From the listing below, return each line that includes "this".

(Exercise material begins)

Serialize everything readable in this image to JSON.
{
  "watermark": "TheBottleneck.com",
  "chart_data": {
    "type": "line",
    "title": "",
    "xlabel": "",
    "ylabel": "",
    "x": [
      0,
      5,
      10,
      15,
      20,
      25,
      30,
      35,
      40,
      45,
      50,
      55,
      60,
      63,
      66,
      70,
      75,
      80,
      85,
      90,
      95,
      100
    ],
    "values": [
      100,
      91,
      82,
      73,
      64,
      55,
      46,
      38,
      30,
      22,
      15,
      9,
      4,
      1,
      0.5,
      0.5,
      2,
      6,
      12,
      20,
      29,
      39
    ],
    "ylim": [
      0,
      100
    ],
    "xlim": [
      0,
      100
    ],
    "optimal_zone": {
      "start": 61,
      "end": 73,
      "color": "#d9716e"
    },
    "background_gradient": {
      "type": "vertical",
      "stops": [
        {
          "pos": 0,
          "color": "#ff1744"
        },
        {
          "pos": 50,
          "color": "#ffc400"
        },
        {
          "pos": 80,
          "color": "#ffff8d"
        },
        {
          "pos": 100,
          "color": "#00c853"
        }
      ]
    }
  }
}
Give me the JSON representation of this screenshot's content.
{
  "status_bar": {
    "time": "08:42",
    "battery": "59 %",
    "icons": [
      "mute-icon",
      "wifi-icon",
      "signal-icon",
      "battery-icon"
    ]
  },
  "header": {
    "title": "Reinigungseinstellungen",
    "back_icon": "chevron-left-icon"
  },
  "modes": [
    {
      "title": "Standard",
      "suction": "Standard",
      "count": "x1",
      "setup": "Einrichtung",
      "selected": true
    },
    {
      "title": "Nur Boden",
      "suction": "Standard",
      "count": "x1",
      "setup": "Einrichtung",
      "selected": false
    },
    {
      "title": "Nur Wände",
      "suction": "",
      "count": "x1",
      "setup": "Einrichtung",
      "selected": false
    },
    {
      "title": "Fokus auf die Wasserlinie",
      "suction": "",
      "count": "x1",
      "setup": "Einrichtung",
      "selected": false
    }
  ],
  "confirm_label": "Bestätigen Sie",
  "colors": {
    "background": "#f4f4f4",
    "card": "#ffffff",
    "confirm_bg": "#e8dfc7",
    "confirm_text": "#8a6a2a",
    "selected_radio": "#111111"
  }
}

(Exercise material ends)

▶ Answer section:
Serialize everything readable in this image to JSON.
Give me the JSON representation of this screenshot's content.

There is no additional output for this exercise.